Lucy reads a Columbia-Minerva catalog, a company that made yarn and other knitting and millinery products.  They were founded in 1902 and today are known as Minerva Mills.

Frank’s birthday is the same day as the Westland Bank’s Annual Employee picnic.

When Lucy oversleeps, Mr. Mooney says he has had one of the quietest morning’s since Roosevelt closed the banks. On March 6, 1933, after a month-long run on banks, President Franklin Delano Roosevelt proclaimed a Bank Holiday that shut down the American banking system. When the banks reopened on March 13, depositors stood in line to return their hoarded cash.

Frank plays the harmonica at the picnic.  Apparently the bank picnic is open to more than just bank employees. Lucy brings along Frank, Mary Jane and her boyfriend Harold (who is not seen on camera).  In an earlier scene, Lucy asks Frank if he likes a turkey sandwich.  Frank says no - the whole turkey.  So Lucy brings a whole roasted turkey to the picnic. 

Lucy’s transistor radio is seen at the picnic.  This is a frequently used prop on the show, even before Lucy moved to California.  

For winning the balloon race, Lucy and Frank win a Lawrence Welk album complete with bubble pipe.  Lawrence Welk was a hugely popular bandleader who would appear as himself on a 1970 episode of “Here’s Lucy.”  Welk called his orchestra and singers ‘The Champagne Music Makers’ so a soap bubble machine was often used to imitate the bubbles from a glass of Champagne.  


This episode features a sleepy basset hound named Lightning. “Kiddie Parties Inc.” (S2;E2) featured a sleepy blood hound named Thunderbolt.  

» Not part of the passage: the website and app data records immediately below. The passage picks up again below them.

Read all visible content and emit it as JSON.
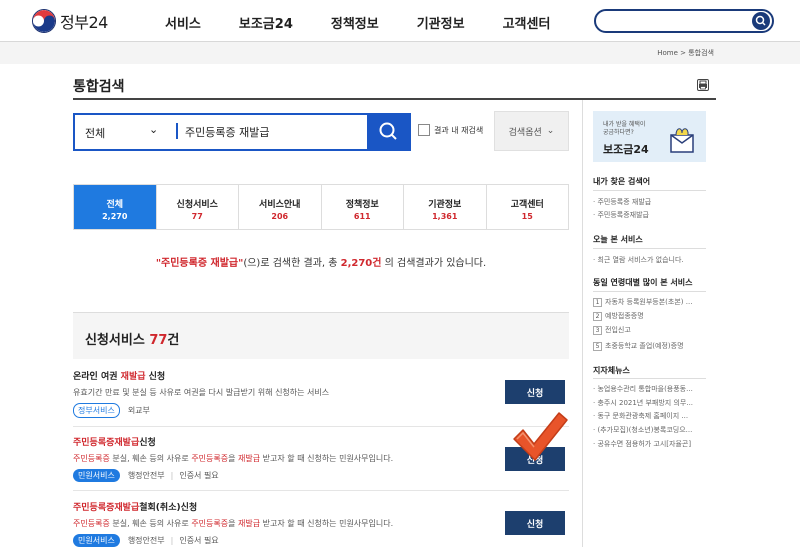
{
  "header": {
    "logo_text": "정부24",
    "menu": [
      "서비스",
      "보조금24",
      "정책정보",
      "기관정보",
      "고객센터"
    ],
    "search_placeholder": ""
  },
  "breadcrumb": {
    "home": "Home",
    "sep": ">",
    "current": "통합검색"
  },
  "page_title": "통합검색",
  "search": {
    "scope": "전체",
    "query": "주민등록증 재발급",
    "in_result_label": "결과 내 재검색",
    "options_label": "검색옵션"
  },
  "tabs": [
    {
      "label": "전체",
      "count": "2,270"
    },
    {
      "label": "신청서비스",
      "count": "77"
    },
    {
      "label": "서비스안내",
      "count": "206"
    },
    {
      "label": "정책정보",
      "count": "611"
    },
    {
      "label": "기관정보",
      "count": "1,361"
    },
    {
      "label": "고객센터",
      "count": "15"
    }
  ],
  "summary": {
    "keyword": "\"주민등록증 재발급\"",
    "mid": "(으)로 검색한 결과, 총 ",
    "count": "2,270건",
    "tail": " 의 검색결과가 있습니다."
  },
  "section": {
    "title": "신청서비스 ",
    "count": "77",
    "unit": "건"
  },
  "results": [
    {
      "title_pre": "온라인 여권 ",
      "title_hl": "재발급",
      "title_post": " 신청",
      "desc": "유효기간 만료 및 분실 등 사유로 여권을 다시 발급받기 위해 신청하는 서비스",
      "tag": "정부서비스",
      "org": "외교부",
      "cert": "",
      "button": "신청"
    },
    {
      "title_pre": "",
      "title_hl": "주민등록증재발급",
      "title_post": "신청",
      "desc_hl1": "주민등록증",
      "desc_mid1": " 분실, 훼손 등의 사유로 ",
      "desc_hl2": "주민등록증",
      "desc_mid2": "을 ",
      "desc_hl3": "재발급",
      "desc_tail": " 받고자 할 때 신청하는 민원사무입니다.",
      "tag": "민원서비스",
      "org": "행정안전부",
      "cert": "인증서 필요",
      "button": "신청"
    },
    {
      "title_pre": "",
      "title_hl": "주민등록증재발급",
      "title_post": "철회(취소)신청",
      "desc_hl1": "주민등록증",
      "desc_mid1": " 분실, 훼손 등의 사유로 ",
      "desc_hl2": "주민등록증",
      "desc_mid2": "을 ",
      "desc_hl3": "재발급",
      "desc_tail": " 받고자 할 때 신청하는 민원사무입니다.",
      "tag": "민원서비스",
      "org": "행정안전부",
      "cert": "인증서 필요",
      "button": "신청"
    }
  ],
  "sidebar": {
    "banner_line1": "내가 받을 혜택이",
    "banner_line2": "궁금하다면?",
    "banner_title": "보조금24",
    "recent_title": "내가 찾은 검색어",
    "recent": [
      "· 주민등록증 재발급",
      "· 주민등록증재발급"
    ],
    "today_title": "오늘 본 서비스",
    "today": [
      "· 최근 열람 서비스가 없습니다."
    ],
    "popular_title": "동일 연령대별 많이 본 서비스",
    "popular": [
      {
        "rank": "1",
        "text": "자동차 등록원부등본(초본) ..."
      },
      {
        "rank": "2",
        "text": "예방접종증명"
      },
      {
        "rank": "3",
        "text": "전입신고"
      },
      {
        "rank": "5",
        "text": "초중등학교 졸업(예정)증명"
      }
    ],
    "news_title": "지자체뉴스",
    "news": [
      "· 농업용수관리 통합마을(용풍동...",
      "· 충주시 2021년 부패방지 의무...",
      "· 동구 문화관광축제 홈페이지 ...",
      "· (추가모집)(청소년)봉록코딩으...",
      "· 공유수면 점용허가 고시[자율곤]"
    ]
  },
  "colors": {
    "accent": "#1f7ae0",
    "brand": "#1a56c5",
    "highlight": "#d0282e",
    "button": "#1d3f6e",
    "check": "#e8542a"
  }
}
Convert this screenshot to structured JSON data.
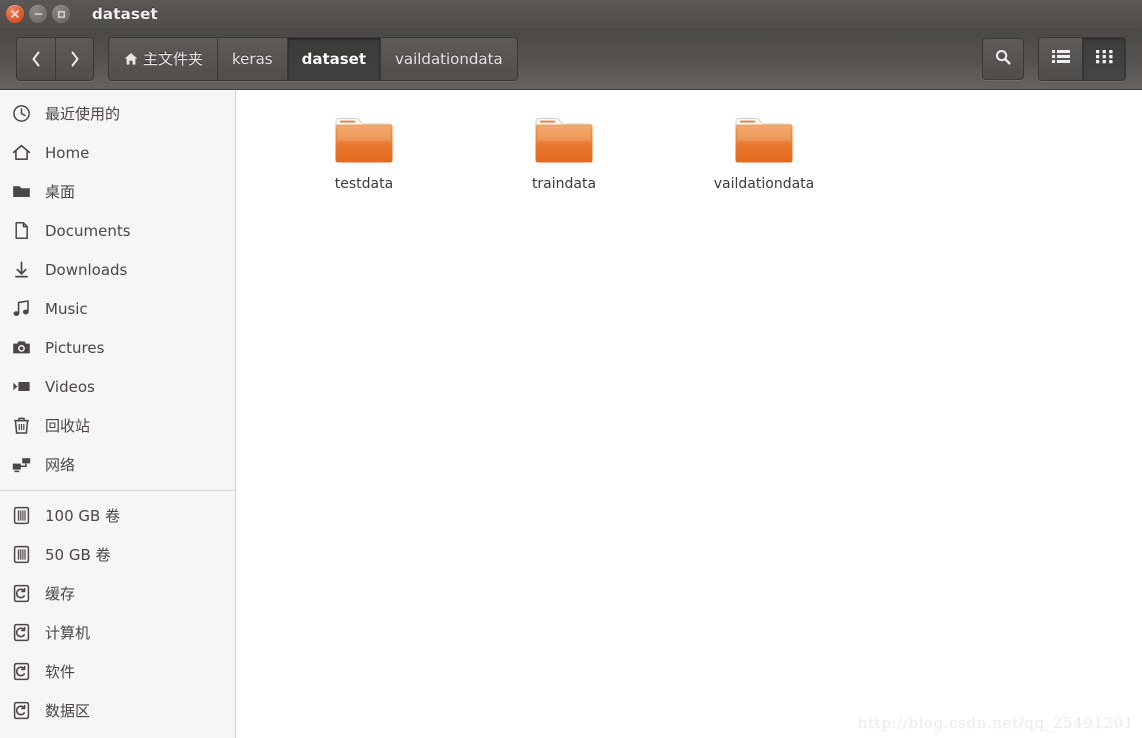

Blooper Alerts

Mary Jane says she wishes she had a boyfriend as handsome and well built as Frank.  She says that her boyfriend Harold is short and skinny and has a size 2 neck.  In “Lucy and the Golden Greek” (S4;E2) her boyfriend was named Jim (Robert Fortier, above) who was tall, handsome and muscular, just like Frank.  

When Lucy comes home with the bags of yarn, she does not shut the front door.  Mary Jane walks through it and also does not shut it.  This is typical of “The Lucy Show.”  

The idea to knit a fire engine red wool sweater to give to a macho construction worker as a birthday gift at a warm-weather Southern California picnic is a somewhat impractical idea.  But it’s the thought that counts!

“Lucy and Clint Walker” rates 3 Paper Hearts out of 5